Allen, C. and Ӧgtem Young, Ӧ. (2018) ‘If we are to address segregation, we need to go beyond blaming and scapegoating communities’. [online] 16 March. https://superdiversity.net/2018/03/16/if-we-are-to-address-segregation-we-need-to-go-beyond-blaming-and-scapegoating-communities/. [Accessed 20 March 2018].

Burn, C. (2018) ‘Bradford and other segregated towns and cities hope new cash can improve racial integration’. [online] 14 March. https://inews.co.uk/news/politics/bradford-racial-ethnic-integration-segregation/. [Accessed 19 March 2018].

Cranmer, F. (2018) ‘The Integrated Communities Strategy Green Paper and sharia’. [online] 14 March. http://www.lawandreligionuk.com/2018/03/14/the-integrated-communities-strategy-green-paper-and-sharia/. [Accessed 20 March 2018].

Khan, M. (2018) ‘It’s not Muslims who need integrating but Asians’. [online] 18 March. http://islamicate.co.uk/its-not-muslims-who-need-integrating-but-asians/. [Accessed 19 March 2018].

Ministry of Housing, Communities & Local Government, Hinds, D., and Javid, S. (2018) ‘New government action to create stronger, more integrated Britain’. [online] 14 March. https://www.gov.uk/government/news/new-government-action-to-create-stronger-more-integrated-britain. [Accessed 19 March 2018].

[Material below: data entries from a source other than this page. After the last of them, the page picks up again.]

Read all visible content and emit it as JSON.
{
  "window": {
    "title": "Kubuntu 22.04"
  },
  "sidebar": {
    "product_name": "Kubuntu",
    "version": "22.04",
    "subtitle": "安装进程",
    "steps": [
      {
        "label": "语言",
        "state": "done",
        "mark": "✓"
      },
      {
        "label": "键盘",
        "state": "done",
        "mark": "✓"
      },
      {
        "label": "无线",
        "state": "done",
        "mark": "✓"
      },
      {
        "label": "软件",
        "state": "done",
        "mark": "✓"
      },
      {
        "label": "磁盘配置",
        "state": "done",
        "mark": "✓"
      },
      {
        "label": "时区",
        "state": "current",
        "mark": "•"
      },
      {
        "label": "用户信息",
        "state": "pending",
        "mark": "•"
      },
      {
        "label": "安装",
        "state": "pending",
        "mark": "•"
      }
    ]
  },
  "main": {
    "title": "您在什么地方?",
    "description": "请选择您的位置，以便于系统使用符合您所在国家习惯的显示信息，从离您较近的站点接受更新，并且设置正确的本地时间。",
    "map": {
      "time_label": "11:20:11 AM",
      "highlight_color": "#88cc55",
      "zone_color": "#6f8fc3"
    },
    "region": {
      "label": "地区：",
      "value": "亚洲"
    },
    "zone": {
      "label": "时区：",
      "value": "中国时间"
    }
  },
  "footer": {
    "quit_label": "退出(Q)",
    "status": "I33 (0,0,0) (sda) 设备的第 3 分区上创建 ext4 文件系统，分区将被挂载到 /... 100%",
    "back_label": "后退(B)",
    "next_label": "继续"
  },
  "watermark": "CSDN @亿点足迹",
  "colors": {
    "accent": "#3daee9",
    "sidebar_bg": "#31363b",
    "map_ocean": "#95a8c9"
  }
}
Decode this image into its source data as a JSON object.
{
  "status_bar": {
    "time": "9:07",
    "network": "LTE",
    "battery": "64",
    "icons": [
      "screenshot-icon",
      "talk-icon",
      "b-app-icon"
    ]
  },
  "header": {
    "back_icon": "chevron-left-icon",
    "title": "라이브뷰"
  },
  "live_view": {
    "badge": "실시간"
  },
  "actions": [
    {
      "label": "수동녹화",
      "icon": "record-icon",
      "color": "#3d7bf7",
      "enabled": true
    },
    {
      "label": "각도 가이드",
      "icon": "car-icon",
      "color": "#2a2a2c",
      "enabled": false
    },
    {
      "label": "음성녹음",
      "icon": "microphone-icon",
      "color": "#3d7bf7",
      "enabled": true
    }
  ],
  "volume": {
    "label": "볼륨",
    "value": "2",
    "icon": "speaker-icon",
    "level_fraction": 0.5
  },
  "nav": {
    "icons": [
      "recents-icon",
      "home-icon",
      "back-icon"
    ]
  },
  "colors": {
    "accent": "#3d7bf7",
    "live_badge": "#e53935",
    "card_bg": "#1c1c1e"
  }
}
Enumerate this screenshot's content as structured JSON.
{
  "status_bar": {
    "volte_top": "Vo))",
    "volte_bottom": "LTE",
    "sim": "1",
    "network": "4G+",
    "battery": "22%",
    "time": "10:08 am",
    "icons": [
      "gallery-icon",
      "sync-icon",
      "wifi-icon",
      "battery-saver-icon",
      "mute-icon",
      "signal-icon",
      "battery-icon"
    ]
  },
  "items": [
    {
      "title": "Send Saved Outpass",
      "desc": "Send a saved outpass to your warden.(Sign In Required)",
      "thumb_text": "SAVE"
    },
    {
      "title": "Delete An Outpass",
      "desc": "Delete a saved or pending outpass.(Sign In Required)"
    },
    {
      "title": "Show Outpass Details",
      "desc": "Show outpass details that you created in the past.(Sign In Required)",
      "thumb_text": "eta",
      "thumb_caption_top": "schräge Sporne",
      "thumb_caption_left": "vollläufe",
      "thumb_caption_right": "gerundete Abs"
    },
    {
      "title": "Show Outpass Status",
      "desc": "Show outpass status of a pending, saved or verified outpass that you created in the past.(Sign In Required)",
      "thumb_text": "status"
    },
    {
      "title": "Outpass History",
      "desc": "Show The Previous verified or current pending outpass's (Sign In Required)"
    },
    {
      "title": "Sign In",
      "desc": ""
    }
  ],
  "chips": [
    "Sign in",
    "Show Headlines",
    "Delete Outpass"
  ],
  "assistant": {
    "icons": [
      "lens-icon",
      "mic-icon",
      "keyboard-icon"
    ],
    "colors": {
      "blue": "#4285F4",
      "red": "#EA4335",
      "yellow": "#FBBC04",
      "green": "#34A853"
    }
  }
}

Muslim Council of Britain. (2018a) ‘Our Shared British Future: Muslims and Integration in the UK’. [online] http://www.mcb.org.uk/wp-content/uploads/2018/03/Our-Shared-British-Future-Report_Integration-14-March-2018.pdf. [Accessed 19 March 2018].

Muslim Council of Britain. (2018b) ‘We Need and Equal Integration Strategy for All Britons’. [online] 14 March. http://www.mcb.org.uk/we-need-an-equal-integration-strategy-for-all-britons-muslim-council-of-britain/. [Accessed 19 March 2018].

The Church of England. (2018) ‘Statement on the Government’s Integrated Communities Strategy’. [online] 18 March. https://www.churchofengland.org/more/media-centre/news/statement-governments-integrated-communities-strategy. [Accessed 20 March 2018].

University of Birmingham. (2018) ‘Has time come for integrated communities? IRiS response to DHCLG green paper’. [online] 16 March. https://www.birmingham.ac.uk/research/activity/superdiversity-institute/news/2018/has-time-come-for-integrated-communities.aspx. [Accessed 20 March 2018].